It's a new year, and that means it's time for a new lineup of Panasonic's Smart Viera HDTVs, with both its plasma and LCD / LED lines once again divvied up into several classes. The company unveiled the entire family today at CES in Las Vegas and we've got the details below.
Plasma televisions remain Panasonic's bread and butter in the home theater space. The company's award-winning sets have earned a loyal following from HD enthusiasts. Last year's models were hailed as the company's best yet, so naturally the pressure is on to deliver a tangible upgrade for 2013. Leading the charge is the flagship ZT60 series, available in 65- and 60-inch configurations. Panasonic is claiming the black levels on this model are deeper than any it's ever offered, the result of fusing the display's glass layer directly to the plasma panel — which itself is improved over 2012's iteration.
Panasonic is tasked with making the industry's best HDTVs even better
Moving down the line, next comes the VT60 series, which omits some of the ZT60's most luxurious specs but also introduces a smaller 55-inch model. Go any lower than the ST60, successor of our favorite 2012 HDTV, and you'll start to lose out on some desirable features like custom menus and the ability to stream media from a smartphone. The bottom two models (S60 and X60) omit 3D viewing entirely. Prices aren't yet available for the 2013 family of plasma sets; the company has made a habit of announcing that information later.
LED / LCD
Panasonic's LED HDTV family is led by the WT60 series, available in 47-inch and 55-inch classes. Featuring a Full HD 1080p panel, it's also the company's first Viera Smart HDTV with an integrated camera. The company's Viera platform has previously supported external video chat cameras, but we'd imagine apps like Skype will see an uptick in usage thanks to the fully-integrated solution. Unlike Panasonic's plasma sets, which don't come in any size smaller than 50 inches, its lower-end LCD TVs go all the way down to 32 inches.
The company isn't radically changing its connected TV platform in 2013, instead focusing on a few much-needed features. My Home Screen acts a customizable home menu where you can place shortcuts to content. The company has also updated its Swipe and Share streaming functionality, letting you beam photos and video to your living room's big screen once you've downloaded the requisite Android / iOS app.

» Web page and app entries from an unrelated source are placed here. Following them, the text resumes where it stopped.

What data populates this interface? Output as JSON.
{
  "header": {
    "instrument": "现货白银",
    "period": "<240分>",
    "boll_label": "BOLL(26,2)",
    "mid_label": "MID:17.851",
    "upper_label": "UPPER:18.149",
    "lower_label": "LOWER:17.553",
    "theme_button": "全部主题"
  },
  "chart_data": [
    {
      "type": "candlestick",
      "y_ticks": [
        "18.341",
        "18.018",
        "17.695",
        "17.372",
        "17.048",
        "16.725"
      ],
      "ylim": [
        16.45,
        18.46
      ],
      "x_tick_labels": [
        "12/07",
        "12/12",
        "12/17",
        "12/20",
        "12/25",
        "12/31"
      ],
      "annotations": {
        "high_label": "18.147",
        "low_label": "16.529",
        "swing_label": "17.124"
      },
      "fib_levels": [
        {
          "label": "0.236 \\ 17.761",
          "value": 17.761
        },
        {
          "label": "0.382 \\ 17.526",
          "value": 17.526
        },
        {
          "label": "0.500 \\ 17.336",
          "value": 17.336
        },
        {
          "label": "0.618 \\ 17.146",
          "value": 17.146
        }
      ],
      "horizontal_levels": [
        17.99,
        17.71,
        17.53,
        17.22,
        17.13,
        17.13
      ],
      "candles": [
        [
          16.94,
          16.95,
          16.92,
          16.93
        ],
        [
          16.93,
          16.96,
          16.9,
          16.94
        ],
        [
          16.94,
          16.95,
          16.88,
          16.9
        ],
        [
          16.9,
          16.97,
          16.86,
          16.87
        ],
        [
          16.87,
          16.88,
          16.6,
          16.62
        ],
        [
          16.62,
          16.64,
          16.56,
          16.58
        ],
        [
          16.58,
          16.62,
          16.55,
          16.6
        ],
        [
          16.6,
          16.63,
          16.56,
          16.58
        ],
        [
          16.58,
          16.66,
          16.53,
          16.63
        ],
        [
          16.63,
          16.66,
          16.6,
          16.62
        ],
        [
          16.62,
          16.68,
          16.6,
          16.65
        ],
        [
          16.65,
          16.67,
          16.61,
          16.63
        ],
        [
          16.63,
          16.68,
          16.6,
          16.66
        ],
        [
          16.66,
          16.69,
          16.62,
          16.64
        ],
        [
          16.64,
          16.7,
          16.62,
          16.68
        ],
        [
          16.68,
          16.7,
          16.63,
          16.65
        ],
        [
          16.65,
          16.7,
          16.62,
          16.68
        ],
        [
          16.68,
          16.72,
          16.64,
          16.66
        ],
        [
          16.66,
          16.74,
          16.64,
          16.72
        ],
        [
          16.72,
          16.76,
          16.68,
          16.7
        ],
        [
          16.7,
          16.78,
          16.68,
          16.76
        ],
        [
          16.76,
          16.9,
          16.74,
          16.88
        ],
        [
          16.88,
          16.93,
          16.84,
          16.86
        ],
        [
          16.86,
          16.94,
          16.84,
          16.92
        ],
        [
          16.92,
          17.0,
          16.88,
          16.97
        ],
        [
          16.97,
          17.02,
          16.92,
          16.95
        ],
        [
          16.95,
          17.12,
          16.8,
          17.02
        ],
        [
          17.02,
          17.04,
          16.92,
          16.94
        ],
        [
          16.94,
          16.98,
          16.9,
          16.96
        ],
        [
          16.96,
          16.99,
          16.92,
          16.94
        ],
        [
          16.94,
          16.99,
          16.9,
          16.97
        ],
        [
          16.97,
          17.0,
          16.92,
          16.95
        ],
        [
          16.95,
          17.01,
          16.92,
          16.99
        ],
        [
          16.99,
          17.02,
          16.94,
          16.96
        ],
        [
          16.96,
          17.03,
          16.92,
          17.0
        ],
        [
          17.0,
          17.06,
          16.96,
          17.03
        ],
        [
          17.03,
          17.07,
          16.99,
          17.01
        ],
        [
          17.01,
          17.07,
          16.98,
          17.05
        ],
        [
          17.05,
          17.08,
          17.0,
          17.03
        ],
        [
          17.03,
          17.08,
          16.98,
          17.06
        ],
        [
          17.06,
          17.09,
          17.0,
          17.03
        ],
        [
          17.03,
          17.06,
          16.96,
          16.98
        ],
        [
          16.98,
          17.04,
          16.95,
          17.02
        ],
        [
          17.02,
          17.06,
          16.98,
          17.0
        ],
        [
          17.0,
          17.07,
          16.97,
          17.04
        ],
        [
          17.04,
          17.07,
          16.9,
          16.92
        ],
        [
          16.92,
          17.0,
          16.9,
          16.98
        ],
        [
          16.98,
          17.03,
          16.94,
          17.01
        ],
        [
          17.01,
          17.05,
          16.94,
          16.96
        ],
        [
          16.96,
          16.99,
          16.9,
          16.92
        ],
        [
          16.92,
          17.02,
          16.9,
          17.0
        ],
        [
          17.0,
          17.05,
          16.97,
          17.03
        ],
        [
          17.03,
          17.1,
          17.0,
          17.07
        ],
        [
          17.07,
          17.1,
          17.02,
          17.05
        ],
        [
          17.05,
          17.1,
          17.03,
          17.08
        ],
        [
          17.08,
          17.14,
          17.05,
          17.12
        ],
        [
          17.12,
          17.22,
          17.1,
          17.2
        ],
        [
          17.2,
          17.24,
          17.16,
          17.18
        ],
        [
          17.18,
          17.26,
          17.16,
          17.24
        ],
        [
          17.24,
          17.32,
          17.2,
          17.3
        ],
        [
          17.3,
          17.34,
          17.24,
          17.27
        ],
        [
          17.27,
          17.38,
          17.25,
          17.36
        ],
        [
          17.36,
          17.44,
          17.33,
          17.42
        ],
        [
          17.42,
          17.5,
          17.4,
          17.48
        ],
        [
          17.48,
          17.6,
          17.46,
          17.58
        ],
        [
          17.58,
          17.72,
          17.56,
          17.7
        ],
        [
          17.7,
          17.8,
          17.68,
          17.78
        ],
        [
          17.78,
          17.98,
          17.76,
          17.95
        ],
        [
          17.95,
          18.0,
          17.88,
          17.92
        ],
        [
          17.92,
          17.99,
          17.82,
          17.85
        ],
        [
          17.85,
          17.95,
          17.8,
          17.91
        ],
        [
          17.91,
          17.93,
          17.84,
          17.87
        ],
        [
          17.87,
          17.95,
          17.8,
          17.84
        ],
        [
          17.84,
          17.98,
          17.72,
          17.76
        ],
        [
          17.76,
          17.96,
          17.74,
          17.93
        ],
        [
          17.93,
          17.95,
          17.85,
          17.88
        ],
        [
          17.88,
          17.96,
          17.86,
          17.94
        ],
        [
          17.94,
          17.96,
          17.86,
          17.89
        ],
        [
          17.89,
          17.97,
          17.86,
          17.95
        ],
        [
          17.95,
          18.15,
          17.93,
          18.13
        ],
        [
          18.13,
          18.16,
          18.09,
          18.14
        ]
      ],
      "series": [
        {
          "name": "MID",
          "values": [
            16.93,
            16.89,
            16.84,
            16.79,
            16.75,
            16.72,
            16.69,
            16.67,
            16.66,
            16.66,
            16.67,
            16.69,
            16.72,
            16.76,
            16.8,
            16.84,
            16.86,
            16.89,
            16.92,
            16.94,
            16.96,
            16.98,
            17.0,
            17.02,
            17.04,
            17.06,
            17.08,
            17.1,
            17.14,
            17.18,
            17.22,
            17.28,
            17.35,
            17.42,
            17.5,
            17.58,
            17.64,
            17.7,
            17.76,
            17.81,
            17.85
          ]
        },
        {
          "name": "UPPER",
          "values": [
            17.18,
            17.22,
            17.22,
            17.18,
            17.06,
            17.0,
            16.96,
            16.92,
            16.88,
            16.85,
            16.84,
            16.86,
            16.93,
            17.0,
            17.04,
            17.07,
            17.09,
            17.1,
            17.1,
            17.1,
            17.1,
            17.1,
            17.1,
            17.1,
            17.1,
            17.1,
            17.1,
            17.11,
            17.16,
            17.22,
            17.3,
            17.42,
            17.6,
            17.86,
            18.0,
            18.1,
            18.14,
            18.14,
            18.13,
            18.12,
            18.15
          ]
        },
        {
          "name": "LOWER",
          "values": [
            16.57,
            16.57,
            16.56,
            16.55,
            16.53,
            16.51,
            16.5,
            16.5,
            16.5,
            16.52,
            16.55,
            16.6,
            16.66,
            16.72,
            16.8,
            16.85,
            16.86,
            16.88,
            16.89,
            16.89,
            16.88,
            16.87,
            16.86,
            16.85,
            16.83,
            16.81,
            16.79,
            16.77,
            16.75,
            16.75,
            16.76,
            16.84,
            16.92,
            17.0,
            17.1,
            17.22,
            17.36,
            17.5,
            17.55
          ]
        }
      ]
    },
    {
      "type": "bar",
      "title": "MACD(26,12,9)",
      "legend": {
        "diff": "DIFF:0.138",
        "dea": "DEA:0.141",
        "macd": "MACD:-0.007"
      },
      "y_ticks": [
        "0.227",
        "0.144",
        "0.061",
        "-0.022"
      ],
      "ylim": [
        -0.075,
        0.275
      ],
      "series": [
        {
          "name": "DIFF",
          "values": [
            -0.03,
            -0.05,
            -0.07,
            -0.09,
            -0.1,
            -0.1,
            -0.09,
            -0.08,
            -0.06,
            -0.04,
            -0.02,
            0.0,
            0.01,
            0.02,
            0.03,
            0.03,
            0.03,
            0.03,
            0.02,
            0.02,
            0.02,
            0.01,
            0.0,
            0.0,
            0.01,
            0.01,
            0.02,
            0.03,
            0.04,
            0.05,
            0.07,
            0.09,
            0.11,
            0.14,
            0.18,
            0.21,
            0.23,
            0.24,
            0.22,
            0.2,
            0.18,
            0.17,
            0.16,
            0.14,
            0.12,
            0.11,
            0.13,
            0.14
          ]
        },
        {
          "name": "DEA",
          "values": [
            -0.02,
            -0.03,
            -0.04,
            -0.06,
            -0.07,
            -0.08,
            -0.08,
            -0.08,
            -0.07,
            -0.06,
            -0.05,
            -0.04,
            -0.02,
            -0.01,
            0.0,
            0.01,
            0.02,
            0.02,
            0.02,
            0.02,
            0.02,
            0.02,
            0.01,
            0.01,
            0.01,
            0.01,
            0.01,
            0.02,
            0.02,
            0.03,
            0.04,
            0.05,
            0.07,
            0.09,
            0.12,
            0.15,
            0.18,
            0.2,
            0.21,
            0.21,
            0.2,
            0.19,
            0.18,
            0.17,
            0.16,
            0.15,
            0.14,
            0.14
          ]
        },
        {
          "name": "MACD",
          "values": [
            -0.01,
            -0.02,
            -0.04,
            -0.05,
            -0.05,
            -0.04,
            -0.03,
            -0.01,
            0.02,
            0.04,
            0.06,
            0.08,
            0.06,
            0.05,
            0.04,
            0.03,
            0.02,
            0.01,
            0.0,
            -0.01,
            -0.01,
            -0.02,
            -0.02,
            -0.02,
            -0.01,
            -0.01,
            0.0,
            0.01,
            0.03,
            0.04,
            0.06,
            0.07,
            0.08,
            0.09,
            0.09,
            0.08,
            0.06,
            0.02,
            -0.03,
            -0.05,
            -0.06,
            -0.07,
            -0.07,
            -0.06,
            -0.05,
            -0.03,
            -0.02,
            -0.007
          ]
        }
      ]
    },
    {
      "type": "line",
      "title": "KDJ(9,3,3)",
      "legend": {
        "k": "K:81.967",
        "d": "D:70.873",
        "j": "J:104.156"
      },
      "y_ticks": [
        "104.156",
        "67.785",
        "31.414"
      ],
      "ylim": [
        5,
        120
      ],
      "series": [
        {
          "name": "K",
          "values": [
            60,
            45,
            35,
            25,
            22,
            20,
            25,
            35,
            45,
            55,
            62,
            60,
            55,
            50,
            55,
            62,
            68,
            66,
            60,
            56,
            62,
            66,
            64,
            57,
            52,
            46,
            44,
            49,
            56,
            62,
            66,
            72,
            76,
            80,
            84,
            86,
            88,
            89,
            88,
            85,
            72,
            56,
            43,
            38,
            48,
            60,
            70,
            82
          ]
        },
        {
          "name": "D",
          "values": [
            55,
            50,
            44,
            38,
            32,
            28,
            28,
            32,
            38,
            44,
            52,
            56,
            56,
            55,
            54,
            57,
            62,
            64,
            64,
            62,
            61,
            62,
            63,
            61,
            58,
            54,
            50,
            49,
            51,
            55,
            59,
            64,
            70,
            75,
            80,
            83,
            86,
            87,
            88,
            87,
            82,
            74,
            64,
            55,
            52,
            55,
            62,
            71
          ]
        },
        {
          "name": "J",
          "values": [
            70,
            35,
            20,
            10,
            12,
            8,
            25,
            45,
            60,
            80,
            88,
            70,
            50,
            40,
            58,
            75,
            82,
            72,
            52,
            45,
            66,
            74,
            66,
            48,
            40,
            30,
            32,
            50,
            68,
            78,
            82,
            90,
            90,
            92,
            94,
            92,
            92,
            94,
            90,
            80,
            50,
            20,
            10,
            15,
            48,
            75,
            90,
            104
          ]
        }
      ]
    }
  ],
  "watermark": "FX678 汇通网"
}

And voice control is also available on the company's higher end sets (both plasma and LED), but the feature seems geared for accessibility purposes rather than something most users would use frequently.